an increase of attenuation slope a _{0} and exponent y are observed between w/c ratio 0.3 (a _{0} = 3 dB/cm/MHz and y = 0.4 ) and 0.6 (a _{0} = 16 dB/cm/MHz and y = 1.5). Values of a _{0} and y were obtained by linear regression of the loglog plot of the attenuation curves around the central frequency. Attenuation was also measured around 0.6 and 1 MHz on saturated samples by the immersion technique (Fig. 8 and 9). The obtained values are not identical, but comparable to the one for dry samples. It is interesting to notice that the observed trend versus w/c ratio is opposite to the one obtained for dry samples: attenuation decreases with w/c ratio, i.e. increasing porosity (except for w/c = 0.5 at 1MHz). As observed in section 3.1, higher porosity in saturated material means higher permeability and water content, thus possibly less scattering and better "conductivity" of ultrasound. This suggests that propagation mechanisms are significantly different in dry and saturated materials.
Longitudinal wave phase velocity measured on dry samples is shown in figures 10 and 11. Velocity decreases as w/c ratio, porosity and permeability increases. Except for the 0.5 w/c ratio, dispersion goes from positive around 0.6 MHz to negative around 1 MHz. According to Waters et al. (2000), dispersion in a medium with power law attenuation (Eq.9) and 1<y<3 is given by:

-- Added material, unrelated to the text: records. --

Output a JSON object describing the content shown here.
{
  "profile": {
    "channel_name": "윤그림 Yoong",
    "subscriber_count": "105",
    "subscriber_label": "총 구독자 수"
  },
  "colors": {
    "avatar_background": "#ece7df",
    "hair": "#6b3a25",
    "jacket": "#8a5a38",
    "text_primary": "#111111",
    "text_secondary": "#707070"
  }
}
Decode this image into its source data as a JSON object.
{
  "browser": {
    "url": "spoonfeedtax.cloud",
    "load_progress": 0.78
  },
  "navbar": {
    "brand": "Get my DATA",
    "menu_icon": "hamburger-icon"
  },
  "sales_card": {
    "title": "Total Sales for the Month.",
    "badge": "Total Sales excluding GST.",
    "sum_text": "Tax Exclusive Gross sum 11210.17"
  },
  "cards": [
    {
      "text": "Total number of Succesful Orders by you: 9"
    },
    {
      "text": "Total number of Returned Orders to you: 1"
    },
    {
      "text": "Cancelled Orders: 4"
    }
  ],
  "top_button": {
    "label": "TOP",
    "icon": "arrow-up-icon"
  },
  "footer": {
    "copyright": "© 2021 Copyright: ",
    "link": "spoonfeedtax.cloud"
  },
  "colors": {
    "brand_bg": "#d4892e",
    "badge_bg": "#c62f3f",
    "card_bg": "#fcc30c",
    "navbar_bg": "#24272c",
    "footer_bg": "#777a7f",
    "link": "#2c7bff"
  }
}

It turns out that phase velocity should increase with frequency as 1< y <2 and decrease as 2< y <3. For w/c = 0.3, exponent y goes from 1.28 to 2.35. The observed behaviour of phase velocity versus frequency thus agrees with the model described by Eq.10. 3.3 Pulse velocity of degraded samples
4 ConclusionsThis study intended to relate physical parameters (porosity and permeability) and acoustical parameters (pulse and phase velocity, attenuation) of sound and damaged, dry or water saturated, mortar samples. In sound samples, despite a significant dispersion of experimental results, the expected trends were observed. Phase and pulse velocity decrease with porosity and permeability. The attenuation behaviour depends on material saturation. It was found to increase with porosity in dry samples, with just the opposite trend in water saturated samples. An interesting result is the change from positive to negative dispersion as frequency increases. Porosity of samples was further increased by chemical damage. Due to excessive attenuation, only the pulse velocity of longitudinal and shear waves could be measured. No clear correlation could be obtained between porosity and acoustic velocity in damaged samples. This is probably due to experimental problems that could be solved by carefully washing the samples prior to ultrasonic testing. This study also highlights the difficulty of obtaining accurate estimates of ultrasonic parameters, because of the high variability of the material under study. Solving this problem would require a fair amount of experimental data and an appropriate equipment to acquire weak signals. The present study shows how ultrasonic parameters are expected to evolve as physical parameters related to damage vary. This observation is significant from the viewpoint of the undertaken project focused on quantitative interpretation of data acquired on site using ultrasonic NDT techniques. 5 AcknowledgmentsThanks to Ms. Bahia Talbi and Mr. Michal Pakula for their assistance with measurements. Part of this work was supported by the "Réseau Génie Civil et Urbain"of the French Ministry of Education and Research. References